:: What is required ::
Return only those lines of the records below in which "label" appears.

BEGIN Data records

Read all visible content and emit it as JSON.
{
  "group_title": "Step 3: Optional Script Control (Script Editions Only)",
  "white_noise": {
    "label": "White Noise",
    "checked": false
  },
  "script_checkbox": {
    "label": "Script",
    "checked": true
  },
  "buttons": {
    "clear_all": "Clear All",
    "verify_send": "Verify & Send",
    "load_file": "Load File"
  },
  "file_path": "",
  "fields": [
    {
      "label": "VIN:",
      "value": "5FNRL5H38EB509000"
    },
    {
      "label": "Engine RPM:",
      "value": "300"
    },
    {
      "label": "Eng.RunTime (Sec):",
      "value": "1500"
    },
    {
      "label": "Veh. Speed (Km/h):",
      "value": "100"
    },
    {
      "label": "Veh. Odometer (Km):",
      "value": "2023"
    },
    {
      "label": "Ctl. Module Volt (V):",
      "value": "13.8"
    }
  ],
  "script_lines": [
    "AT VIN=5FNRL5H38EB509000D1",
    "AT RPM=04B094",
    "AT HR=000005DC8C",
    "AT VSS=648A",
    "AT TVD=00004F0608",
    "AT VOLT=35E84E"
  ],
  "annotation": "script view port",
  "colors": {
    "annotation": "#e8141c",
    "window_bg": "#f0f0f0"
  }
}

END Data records

:: Solved problem ::
    "label": "White Noise",
    "label": "Script",
      "label": "VIN:",
      "label": "Engine RPM:",
      "label": "Eng.RunTime (Sec):",
      "label": "Veh. Speed (Km/h):",
      "label": "Veh. Odometer (Km):",
      "label": "Ctl. Module Volt (V):",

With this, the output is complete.